======== PROVIDED DATA
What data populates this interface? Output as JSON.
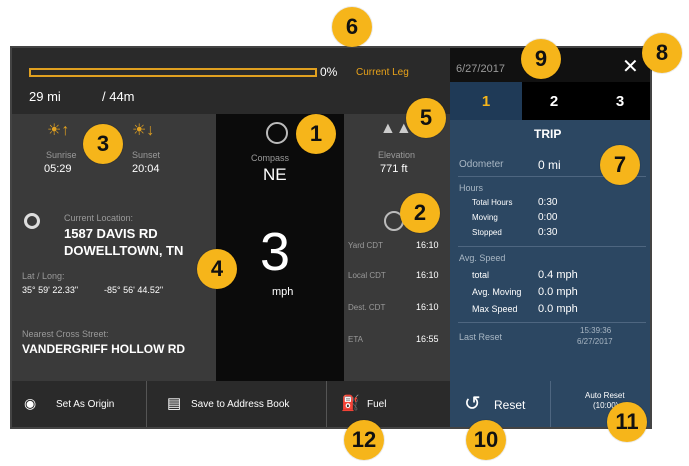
{
  "header": {
    "date": "6/27/2017",
    "close_label": "✕",
    "progress_percent_label": "0%",
    "progress_value": 0,
    "current_leg_label": "Current Leg",
    "distance_done": "29 mi",
    "distance_total": "/ 44m"
  },
  "sun": {
    "sunrise_label": "Sunrise",
    "sunrise_time": "05:29",
    "sunset_label": "Sunset",
    "sunset_time": "20:04"
  },
  "compass": {
    "label": "Compass",
    "value": "NE"
  },
  "elevation": {
    "label": "Elevation",
    "value": "771 ft"
  },
  "location": {
    "current_label": "Current Location:",
    "line1": "1587 DAVIS RD",
    "line2": "DOWELLTOWN, TN",
    "latlong_label": "Lat / Long:",
    "lat": "35° 59' 22.33\"",
    "long": "-85° 56' 44.52\"",
    "cross_label": "Nearest Cross Street:",
    "cross_value": "VANDERGRIFF HOLLOW RD"
  },
  "speed": {
    "value": "3",
    "unit": "mph"
  },
  "times": [
    {
      "label": "Yard CDT",
      "value": "16:10"
    },
    {
      "label": "Local CDT",
      "value": "16:10"
    },
    {
      "label": "Dest. CDT",
      "value": "16:10"
    },
    {
      "label": "ETA",
      "value": "16:55"
    }
  ],
  "trip": {
    "tabs": [
      "1",
      "2",
      "3"
    ],
    "title": "TRIP",
    "odometer_label": "Odometer",
    "odometer_value": "0 mi",
    "hours_label": "Hours",
    "hours": [
      {
        "label": "Total Hours",
        "value": "0:30"
      },
      {
        "label": "Moving",
        "value": "0:00"
      },
      {
        "label": "Stopped",
        "value": "0:30"
      }
    ],
    "avg_label": "Avg. Speed",
    "avg": [
      {
        "label": "total",
        "value": "0.4 mph"
      },
      {
        "label": "Avg. Moving",
        "value": "0.0 mph"
      },
      {
        "label": "Max Speed",
        "value": "0.0 mph"
      }
    ],
    "last_reset_label": "Last Reset",
    "last_reset_time": "15:39:36",
    "last_reset_date": "6/27/2017"
  },
  "bottom": {
    "set_origin": "Set As Origin",
    "save_address": "Save to Address Book",
    "fuel": "Fuel",
    "reset": "Reset",
    "auto_reset_line1": "Auto Reset",
    "auto_reset_line2": "(10:00)"
  },
  "callouts": [
    "1",
    "2",
    "3",
    "4",
    "5",
    "6",
    "7",
    "8",
    "9",
    "10",
    "11",
    "12"
  ],
  "colors": {
    "accent": "#f6b51a",
    "tab_blue": "#1f3a57",
    "panel_blue": "#2c4762"
  }
}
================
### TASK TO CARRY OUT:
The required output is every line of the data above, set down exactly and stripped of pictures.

### ANSWER:
What data populates this interface? Output as JSON.
{
  "header": {
    "date": "6/27/2017",
    "close_label": "✕",
    "progress_percent_label": "0%",
    "progress_value": 0,
    "current_leg_label": "Current Leg",
    "distance_done": "29 mi",
    "distance_total": "/ 44m"
  },
  "sun": {
    "sunrise_label": "Sunrise",
    "sunrise_time": "05:29",
    "sunset_label": "Sunset",
    "sunset_time": "20:04"
  },
  "compass": {
    "label": "Compass",
    "value": "NE"
  },
  "elevation": {
    "label": "Elevation",
    "value": "771 ft"
  },
  "location": {
    "current_label": "Current Location:",
    "line1": "1587 DAVIS RD",
    "line2": "DOWELLTOWN, TN",
    "latlong_label": "Lat / Long:",
    "lat": "35° 59' 22.33\"",
    "long": "-85° 56' 44.52\"",
    "cross_label": "Nearest Cross Street:",
    "cross_value": "VANDERGRIFF HOLLOW RD"
  },
  "speed": {
    "value": "3",
    "unit": "mph"
  },
  "times": [
    {
      "label": "Yard CDT",
      "value": "16:10"
    },
    {
      "label": "Local CDT",
      "value": "16:10"
    },
    {
      "label": "Dest. CDT",
      "value": "16:10"
    },
    {
      "label": "ETA",
      "value": "16:55"
    }
  ],
  "trip": {
    "tabs": [
      "1",
      "2",
      "3"
    ],
    "title": "TRIP",
    "odometer_label": "Odometer",
    "odometer_value": "0 mi",
    "hours_label": "Hours",
    "hours": [
      {
        "label": "Total Hours",
        "value": "0:30"
      },
      {
        "label": "Moving",
        "value": "0:00"
      },
      {
        "label": "Stopped",
        "value": "0:30"
      }
    ],
    "avg_label": "Avg. Speed",
    "avg": [
      {
        "label": "total",
        "value": "0.4 mph"
      },
      {
        "label": "Avg. Moving",
        "value": "0.0 mph"
      },
      {
        "label": "Max Speed",
        "value": "0.0 mph"
      }
    ],
    "last_reset_label": "Last Reset",
    "last_reset_time": "15:39:36",
    "last_reset_date": "6/27/2017"
  },
  "bottom": {
    "set_origin": "Set As Origin",
    "save_address": "Save to Address Book",
    "fuel": "Fuel",
    "reset": "Reset",
    "auto_reset_line1": "Auto Reset",
    "auto_reset_line2": "(10:00)"
  },
  "callouts": [
    "1",
    "2",
    "3",
    "4",
    "5",
    "6",
    "7",
    "8",
    "9",
    "10",
    "11",
    "12"
  ],
  "colors": {
    "accent": "#f6b51a",
    "tab_blue": "#1f3a57",
    "panel_blue": "#2c4762"
  }
}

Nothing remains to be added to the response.